This is a good example of when a scene in front of you as a photographer seems like it would make a wonderful picture, but turns out not at all how you imagined it. It can be hard to remember that a camera doesn’t see the world in the same way your eye does, but in very bright or very dark situations it’s important to think about. By this point it was getting late in the morning and the sun was quite strong.

The small grave yards in the area where I live are very interesting subjects, but I want to make sure that I am not being disrespectful when I photograph them.

Roll 1 Frame 7
Frame 7

This small building is Seventh Day Adventist Church building. There are a lot of small churches scattered around Hawai’i Island, and I think that many would be good photographic subjects. They could be a coffee table book all on their own. Now that I am looking at this image, I wish I had gotten the door to be more in the center of the steps and porch.

Roll 1 Frame 8
Frame 8

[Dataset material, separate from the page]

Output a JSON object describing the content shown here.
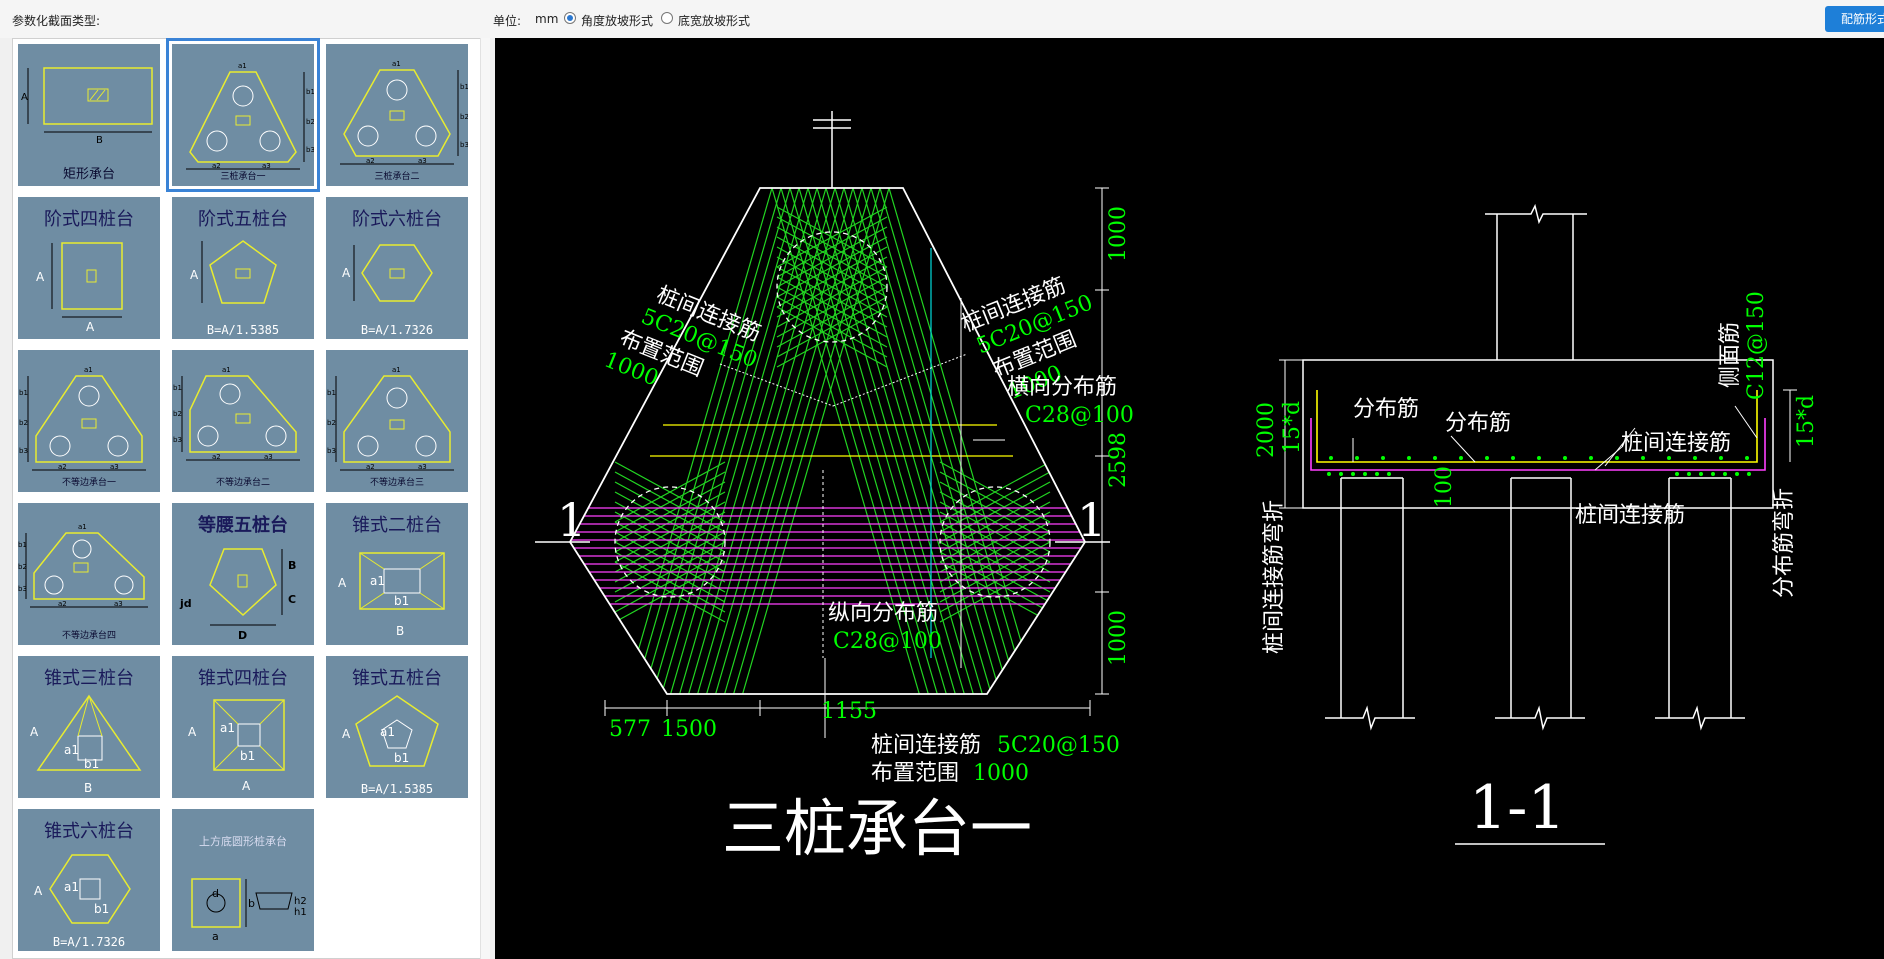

Power lines are something that I feel detract from an image about 90% of the time, but here they might be OK. I wasn’t really thinking about the power lines when I made this image, I was just looking at the store fronts across the street. That is often the problem with power lines, you forget they are there until well after the you’ve clicked the shutter button. Oh well, it’s just something to try to be aware of in the future.

Over all I am happy with this roll. There aren’t any really stand out images, but this was something of a test roll. Now that I know the camera is in good working order and that the light meter app on my phone is at least in the ball park on it’s readings I can start photographing with more confidence. I’ve got several more rolls waiting to ship out today, and my second roll just needs a little Photoshop touch-up to be ready for posting.

-Allen

In the beginning…

I may have borrowed that from somewhere.

Before I start posting my photos for this project I just wanted to write a short post explaining what this project is.

The Eight Frames project is my effort to become a better photographer through film photography. I have chosen to use a film camera because it forces me to slow down my process and to carefully consider everything I do. When I shoot digital I often move so fast that half the time I don’t even know what I am doing. My hope by using my new eBay purchase of a Fujica GSW690 120mm camera I will be able to analyse my shooting abilities and grow as an image maker.

Just to clarify, a Fujica GSW690 is a mechanical camera that takes rolls of 120mm film. It has a fixed 65mm lens that gives a nice wide angle image. This camera makes large negatives, 6x9cm, and therefor only fits 8 pictures per roll. That’s where the name of the project came form.

For this project I have set up a few rules to help confine my work a little and to push me in the direction I want to go.

  1. As much as possible, each roll of film will be shot in the same photo session with out spreading the eight frames out over several days.
  2. The rolls will be numbered in order, starting at 1 and counting up.
  3. Every roll will be shown in full and in order on the blog.
  4. Every image on the blog will be accompanied by some comment about that image.
  5. Each roll will also be commented on as a whole.
  6. There will only be one roll per post, new rolls will be posted as fast as is reasonably possible.
  7. The subject matter of the images is open.
  8. The same picture will not be taken twice in a row.
  9. These rules are best viewed as guidelines.

-Allen